## INSTRUCTIONS TO FOLLOW
Number of lines below with the word "true": give it and nothing more.

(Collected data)
────────────────────
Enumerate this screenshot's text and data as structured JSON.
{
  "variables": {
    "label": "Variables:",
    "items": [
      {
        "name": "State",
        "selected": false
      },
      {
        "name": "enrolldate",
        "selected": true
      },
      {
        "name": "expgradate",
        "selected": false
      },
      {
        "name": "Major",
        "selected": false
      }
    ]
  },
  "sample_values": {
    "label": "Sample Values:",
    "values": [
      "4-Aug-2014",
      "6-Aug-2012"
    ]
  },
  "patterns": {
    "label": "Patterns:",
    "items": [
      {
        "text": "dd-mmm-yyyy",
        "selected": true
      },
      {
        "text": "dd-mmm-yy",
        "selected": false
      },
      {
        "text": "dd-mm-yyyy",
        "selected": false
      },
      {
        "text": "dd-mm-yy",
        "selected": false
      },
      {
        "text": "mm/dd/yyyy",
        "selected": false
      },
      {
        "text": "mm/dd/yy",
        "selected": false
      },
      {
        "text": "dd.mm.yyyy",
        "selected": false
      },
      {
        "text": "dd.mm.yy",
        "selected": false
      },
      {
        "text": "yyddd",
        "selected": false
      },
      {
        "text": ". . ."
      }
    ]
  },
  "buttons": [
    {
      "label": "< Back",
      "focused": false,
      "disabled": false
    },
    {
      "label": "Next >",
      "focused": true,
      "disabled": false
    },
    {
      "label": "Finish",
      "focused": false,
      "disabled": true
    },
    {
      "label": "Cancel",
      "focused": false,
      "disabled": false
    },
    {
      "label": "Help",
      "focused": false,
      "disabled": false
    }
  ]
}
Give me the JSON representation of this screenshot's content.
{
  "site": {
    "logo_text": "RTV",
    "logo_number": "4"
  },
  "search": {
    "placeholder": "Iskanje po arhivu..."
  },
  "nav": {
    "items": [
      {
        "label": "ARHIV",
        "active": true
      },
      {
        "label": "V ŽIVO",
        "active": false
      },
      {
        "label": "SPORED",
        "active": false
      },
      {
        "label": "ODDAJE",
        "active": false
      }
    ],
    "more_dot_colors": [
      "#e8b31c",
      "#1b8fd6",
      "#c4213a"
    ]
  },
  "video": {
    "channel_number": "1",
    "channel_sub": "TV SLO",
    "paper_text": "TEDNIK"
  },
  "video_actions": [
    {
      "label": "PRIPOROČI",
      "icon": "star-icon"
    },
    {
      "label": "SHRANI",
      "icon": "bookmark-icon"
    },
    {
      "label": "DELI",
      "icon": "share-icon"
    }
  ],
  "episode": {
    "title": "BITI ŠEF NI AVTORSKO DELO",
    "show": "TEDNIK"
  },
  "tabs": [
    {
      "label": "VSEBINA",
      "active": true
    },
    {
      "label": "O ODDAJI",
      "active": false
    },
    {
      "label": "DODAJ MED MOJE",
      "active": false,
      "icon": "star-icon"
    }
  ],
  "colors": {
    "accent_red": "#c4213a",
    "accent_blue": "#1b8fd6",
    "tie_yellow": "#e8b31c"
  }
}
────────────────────
## EXERCISE SOLUTION
6